• The problem:
Look through the material below. Copy every line with the string "heading" in it.

• Dataset records:
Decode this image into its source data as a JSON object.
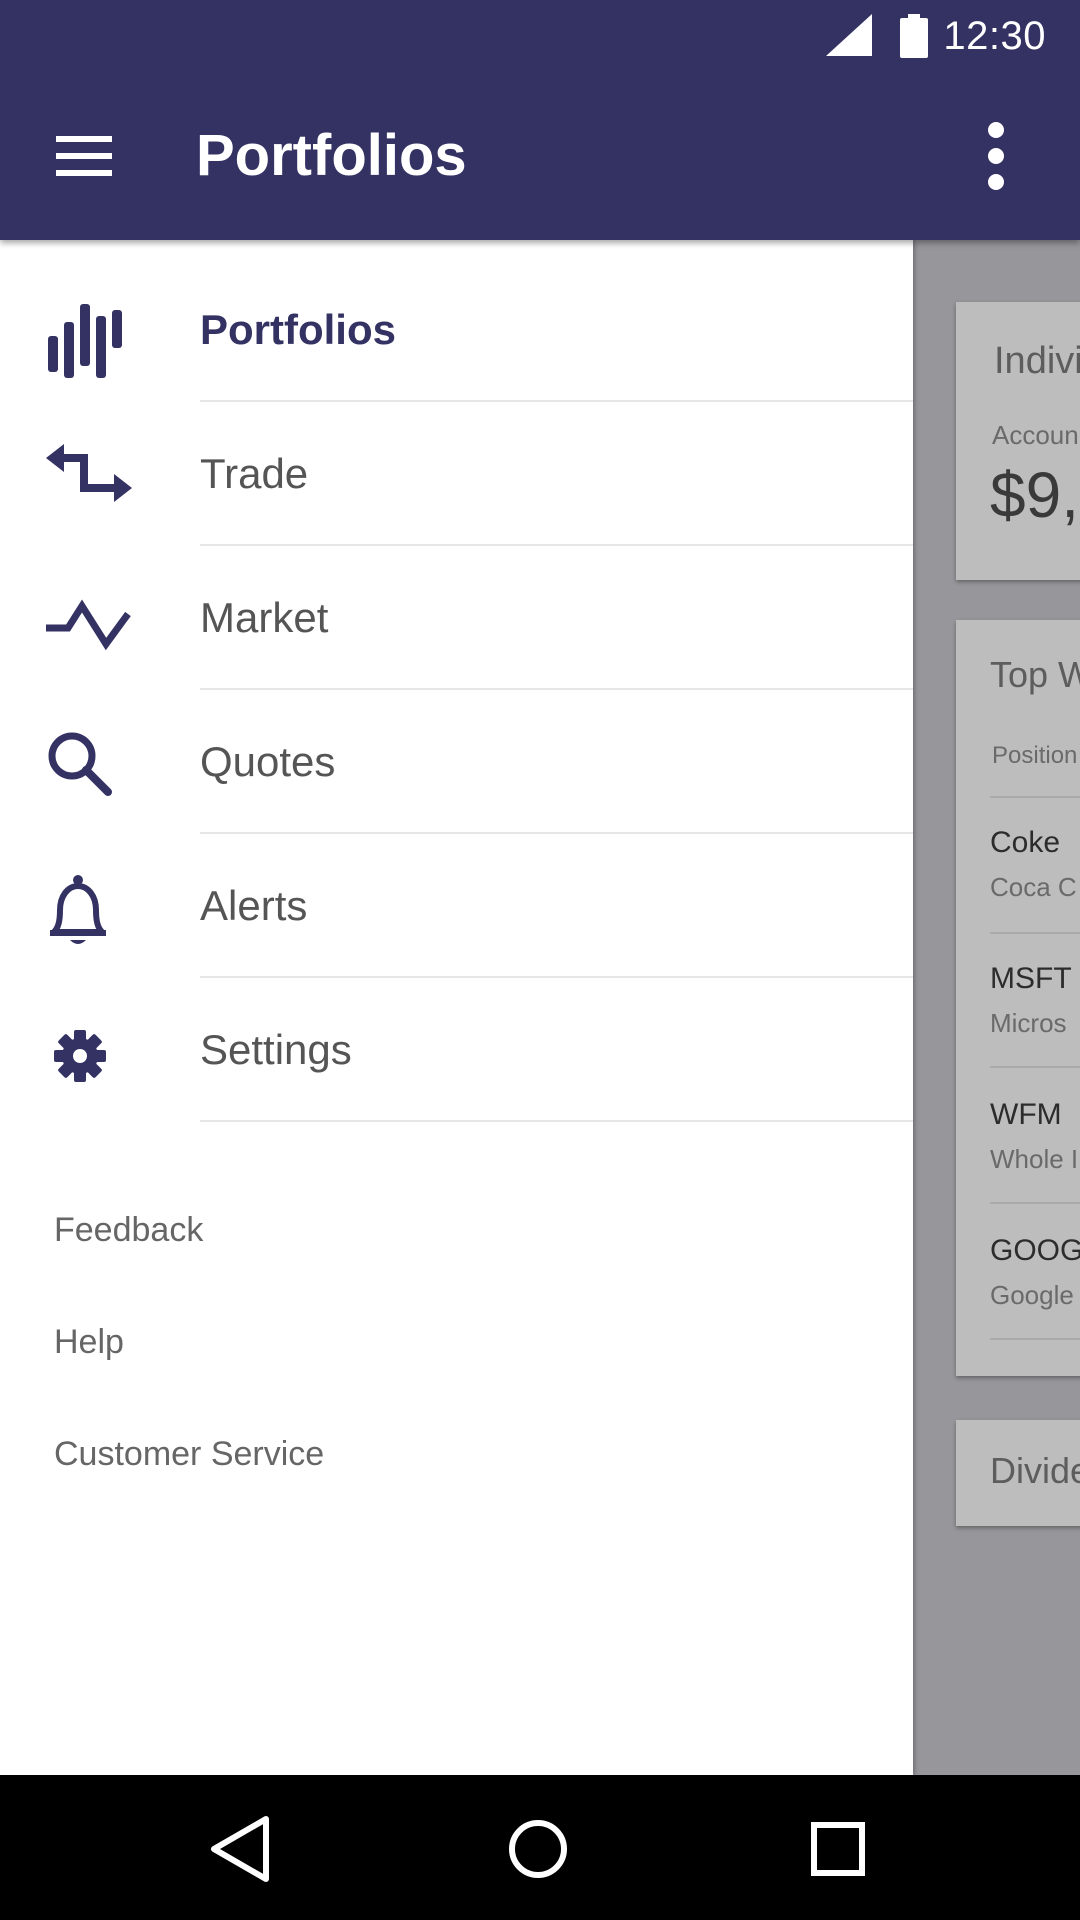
{
  "status_bar": {
    "time": "12:30",
    "icons": [
      "signal-icon",
      "battery-icon"
    ]
  },
  "app_bar": {
    "title": "Portfolios",
    "menu_icon": "menu-icon",
    "overflow_icon": "more-vert-icon"
  },
  "drawer": {
    "items": [
      {
        "label": "Portfolios",
        "icon": "portfolio-bars-icon",
        "active": true
      },
      {
        "label": "Trade",
        "icon": "swap-arrows-icon",
        "active": false
      },
      {
        "label": "Market",
        "icon": "trend-line-icon",
        "active": false
      },
      {
        "label": "Quotes",
        "icon": "search-icon",
        "active": false
      },
      {
        "label": "Alerts",
        "icon": "bell-icon",
        "active": false
      },
      {
        "label": "Settings",
        "icon": "gear-icon",
        "active": false
      }
    ],
    "secondary": [
      {
        "label": "Feedback"
      },
      {
        "label": "Help"
      },
      {
        "label": "Customer Service"
      }
    ]
  },
  "background": {
    "card1": {
      "heading": "Indivi",
      "label": "Accoun",
      "amount": "$9,("
    },
    "card2": {
      "heading": "Top W",
      "column": "Position",
      "rows": [
        {
          "symbol": "Coke",
          "name": "Coca C"
        },
        {
          "symbol": "MSFT",
          "name": "Micros"
        },
        {
          "symbol": "WFM",
          "name": "Whole I"
        },
        {
          "symbol": "GOOG",
          "name": "Google"
        }
      ]
    },
    "card3": {
      "heading": "Divide"
    }
  },
  "colors": {
    "primary": "#343263",
    "active_text": "#343263",
    "text": "#555555",
    "dim_overlay": "#97979b"
  },
  "system_nav": {
    "icons": [
      "back-icon",
      "home-icon",
      "recents-icon"
    ]
  }
}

• Solved problem:
      "heading": "Indivi",
      "heading": "Top W",
      "heading": "Divide"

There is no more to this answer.